Task goal:
For this exercise, print the records below verbatim.

Data records:
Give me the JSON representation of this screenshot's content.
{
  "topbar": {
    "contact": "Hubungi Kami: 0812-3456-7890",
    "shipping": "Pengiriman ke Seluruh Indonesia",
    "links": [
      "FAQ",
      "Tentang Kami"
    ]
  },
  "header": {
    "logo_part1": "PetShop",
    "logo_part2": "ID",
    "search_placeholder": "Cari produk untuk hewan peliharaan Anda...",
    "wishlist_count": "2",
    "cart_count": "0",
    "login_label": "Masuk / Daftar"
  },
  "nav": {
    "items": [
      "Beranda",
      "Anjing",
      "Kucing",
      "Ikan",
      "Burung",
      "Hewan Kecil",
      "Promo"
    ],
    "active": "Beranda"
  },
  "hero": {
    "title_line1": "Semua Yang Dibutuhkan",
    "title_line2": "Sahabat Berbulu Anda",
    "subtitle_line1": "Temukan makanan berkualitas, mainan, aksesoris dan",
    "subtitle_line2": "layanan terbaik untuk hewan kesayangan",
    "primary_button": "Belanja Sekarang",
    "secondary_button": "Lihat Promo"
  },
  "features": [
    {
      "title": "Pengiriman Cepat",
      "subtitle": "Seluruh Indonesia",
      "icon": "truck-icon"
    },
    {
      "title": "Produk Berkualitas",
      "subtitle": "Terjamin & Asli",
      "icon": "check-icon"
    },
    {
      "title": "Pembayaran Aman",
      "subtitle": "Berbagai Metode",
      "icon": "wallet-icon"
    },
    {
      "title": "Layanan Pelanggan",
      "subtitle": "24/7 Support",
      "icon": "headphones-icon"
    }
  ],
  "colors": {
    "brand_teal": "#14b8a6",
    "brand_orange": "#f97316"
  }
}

Exercise response:
Give me the JSON representation of this screenshot's content.
{
  "topbar": {
    "contact": "Hubungi Kami: 0812-3456-7890",
    "shipping": "Pengiriman ke Seluruh Indonesia",
    "links": [
      "FAQ",
      "Tentang Kami"
    ]
  },
  "header": {
    "logo_part1": "PetShop",
    "logo_part2": "ID",
    "search_placeholder": "Cari produk untuk hewan peliharaan Anda...",
    "wishlist_count": "2",
    "cart_count": "0",
    "login_label": "Masuk / Daftar"
  },
  "nav": {
    "items": [
      "Beranda",
      "Anjing",
      "Kucing",
      "Ikan",
      "Burung",
      "Hewan Kecil",
      "Promo"
    ],
    "active": "Beranda"
  },
  "hero": {
    "title_line1": "Semua Yang Dibutuhkan",
    "title_line2": "Sahabat Berbulu Anda",
    "subtitle_line1": "Temukan makanan berkualitas, mainan, aksesoris dan",
    "subtitle_line2": "layanan terbaik untuk hewan kesayangan",
    "primary_button": "Belanja Sekarang",
    "secondary_button": "Lihat Promo"
  },
  "features": [
    {
      "title": "Pengiriman Cepat",
      "subtitle": "Seluruh Indonesia",
      "icon": "truck-icon"
    },
    {
      "title": "Produk Berkualitas",
      "subtitle": "Terjamin & Asli",
      "icon": "check-icon"
    },
    {
      "title": "Pembayaran Aman",
      "subtitle": "Berbagai Metode",
      "icon": "wallet-icon"
    },
    {
      "title": "Layanan Pelanggan",
      "subtitle": "24/7 Support",
      "icon": "headphones-icon"
    }
  ],
  "colors": {
    "brand_teal": "#14b8a6",
    "brand_orange": "#f97316"
  }
}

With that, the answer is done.